In Bethlehem, Rice got a firsthand look at Israel's contentious West Bank separation barrier, which lines the town on two sides.
Her convoy passed twice through a gate in the towering wall that cuts off Bethlehem from Jerusalem. Also, the hotel where she met civic leaders was just a few yards from the wall and an Israeli watchtower.
Israel started building the West Bank barrier in 2002, initially portraying it as a temporary defense against Palestinian attackers who have killed hundreds of Israelis in recent years. However, the barrier's meandering route and massive cost suggest it could be used as the basis for a future border.
Bethlehem residents need difficult-to-obtain permits to cross into Jerusalem, and long lines often form during rush hour.
Rice left Bethlehem after about three hours, then headed to the West Bank town of Ramallah, for talks with Abbas. Later Wednesday, she was meeting with Israeli Prime Minister Ehud Olmert and other Israeli officials.
Israeli and Palestinian negotiators are trying to write a joint document of principles that would guide future peace talks. Tensions arose earlier in the week when Olmert said such a document is not a prerequisite for the Annapolis conference.
The Palestinians insist on such a document, even if it contains only a sentence or two about the core issues, such as the fate of disputed Jerusalem, borders, Israeli settlements in the West Bank and Palestinian refugees.
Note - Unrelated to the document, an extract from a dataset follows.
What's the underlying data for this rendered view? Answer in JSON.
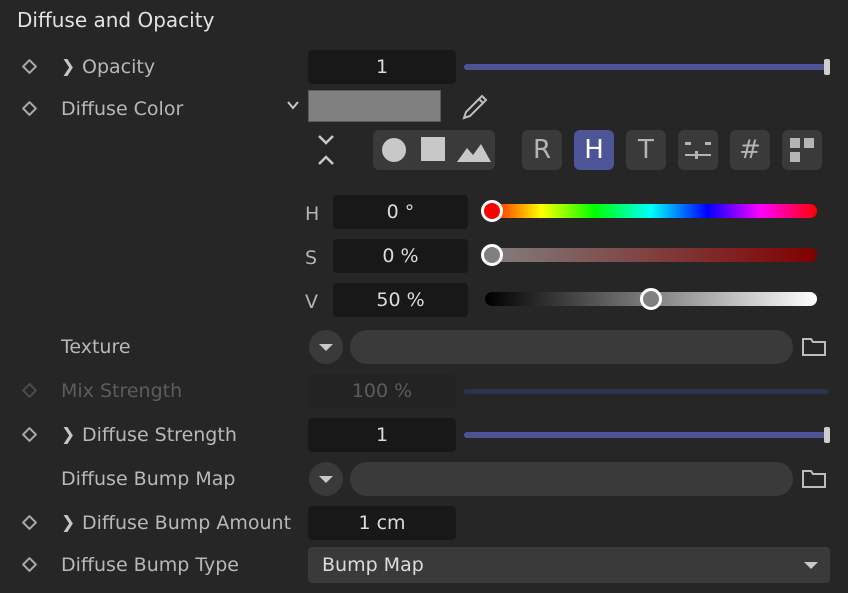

They want the conference to relaunch peace talks, and seek an internationally backed deadline for reaching a peace agreement.
The U.S. appears to favor the idea of a document, but has been cool to the notion of a timeline.
The U.S. has not set a date yet or issued invitations but hopes key Arab states, including Egypt, Jordan and Saudi Arabia, will attend. Arab leaders have said that before accepting an invitation, they want to be sure the conference deals with substance.
A senior Abbas aide, Nabil Abu Rdeneh, said Wednesday the gaps between the Israeli and Palestinian positions remain wide, and that "the credibility of the U.S. administration depends on the pressure that it is willing to exert on Israel."
Abbas harshly criticized Israel. "There is continuous Israeli aggression while our security forces are trying to impose law and order," he said, but it was not clear whether he was referring to a specific incident. On Tuesday, Israeli troops killed a 70-year-old Palestinian man in a raid in the West Bank city of Nablus.
Another Abbas aide, Ahmed Abdel Rahman, said the Palestinian president told Rice that Israel should release 2,000 Palestinian prisoners as a gesture at the time of the conference. More than 11,000 Palestinians are held in Israel on security-related charges.
Israeli Foreign Ministry spokesman Mark Regev acknowledged that gaps exist between Israeli and Palestinian negotiators.
"What is required is serious work and we are committed to that," he said. "Ignoring that gap is to ignore reality and a successful peace process cannot be based on ignoring reality."